WHAT TO DO: Locate the string "expanded" in the records below. Copy every line where it occurs.
═════ GIVEN RECORDS ═════
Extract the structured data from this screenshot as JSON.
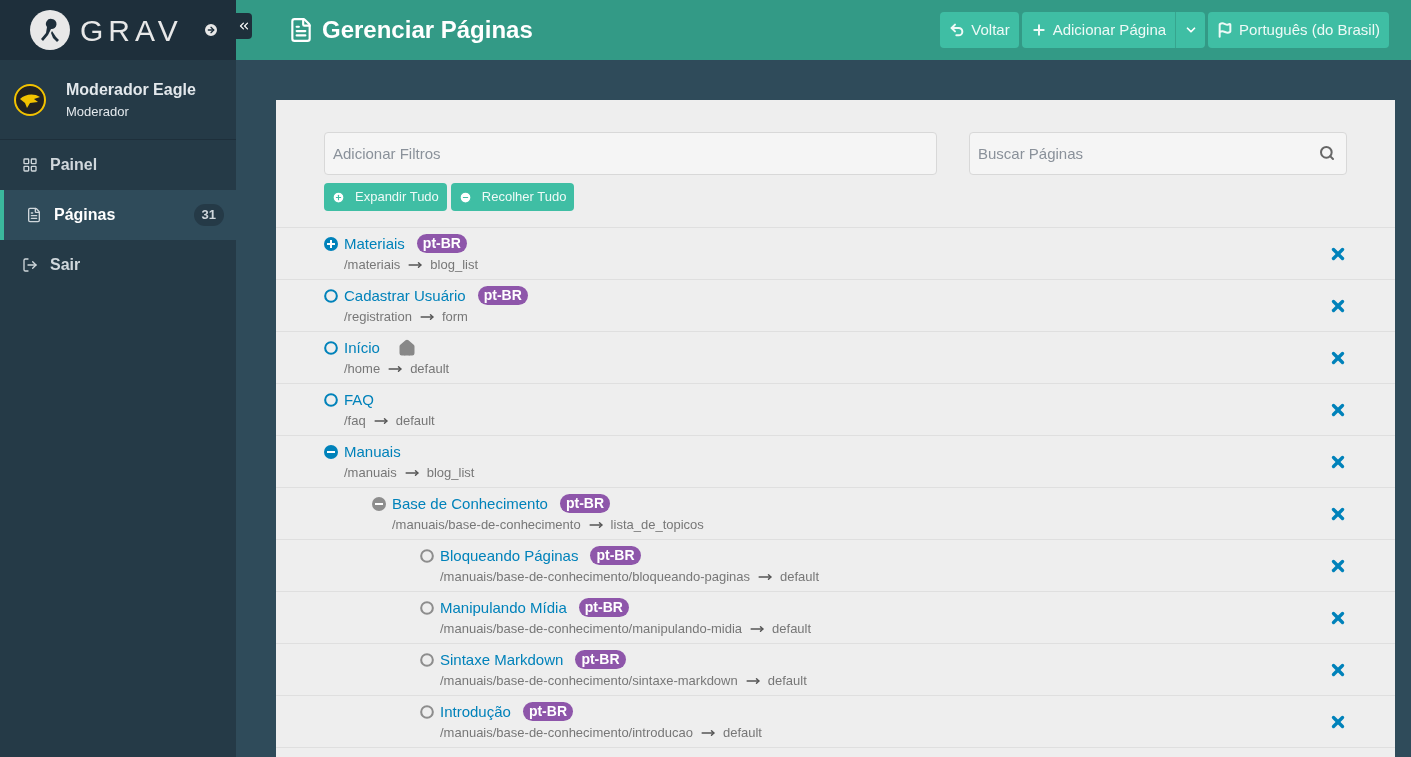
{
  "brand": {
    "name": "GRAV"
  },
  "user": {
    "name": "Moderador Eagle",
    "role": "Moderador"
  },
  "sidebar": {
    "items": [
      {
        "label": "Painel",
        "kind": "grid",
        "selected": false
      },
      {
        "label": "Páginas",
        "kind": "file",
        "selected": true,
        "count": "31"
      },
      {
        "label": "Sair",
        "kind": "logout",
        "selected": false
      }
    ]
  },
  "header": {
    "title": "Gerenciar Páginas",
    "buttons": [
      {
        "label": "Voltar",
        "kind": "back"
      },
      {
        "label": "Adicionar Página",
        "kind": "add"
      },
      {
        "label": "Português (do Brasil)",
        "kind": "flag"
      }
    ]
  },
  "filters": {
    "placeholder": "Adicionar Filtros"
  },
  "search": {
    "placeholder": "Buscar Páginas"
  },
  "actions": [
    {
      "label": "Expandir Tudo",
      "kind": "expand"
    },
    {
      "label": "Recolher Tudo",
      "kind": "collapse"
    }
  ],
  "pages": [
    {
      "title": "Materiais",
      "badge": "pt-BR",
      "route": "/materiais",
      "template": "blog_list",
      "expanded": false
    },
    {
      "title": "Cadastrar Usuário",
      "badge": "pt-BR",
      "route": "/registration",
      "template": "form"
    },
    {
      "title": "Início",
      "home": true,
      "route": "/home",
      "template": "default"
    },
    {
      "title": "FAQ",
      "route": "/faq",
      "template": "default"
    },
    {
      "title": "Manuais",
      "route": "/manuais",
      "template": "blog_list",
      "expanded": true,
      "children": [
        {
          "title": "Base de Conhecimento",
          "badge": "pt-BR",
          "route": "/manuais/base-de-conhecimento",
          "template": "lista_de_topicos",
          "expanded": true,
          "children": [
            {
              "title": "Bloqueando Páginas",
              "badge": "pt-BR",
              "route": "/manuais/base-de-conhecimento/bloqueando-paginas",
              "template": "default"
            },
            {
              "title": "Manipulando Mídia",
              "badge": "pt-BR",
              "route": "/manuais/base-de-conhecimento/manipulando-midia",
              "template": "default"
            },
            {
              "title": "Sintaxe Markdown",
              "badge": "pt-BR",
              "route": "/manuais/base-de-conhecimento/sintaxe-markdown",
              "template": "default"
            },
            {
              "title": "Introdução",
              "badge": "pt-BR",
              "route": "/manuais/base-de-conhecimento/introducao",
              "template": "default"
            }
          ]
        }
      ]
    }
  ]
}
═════
RESPONSE:
      "expanded": false
      "expanded": true,
          "expanded": true,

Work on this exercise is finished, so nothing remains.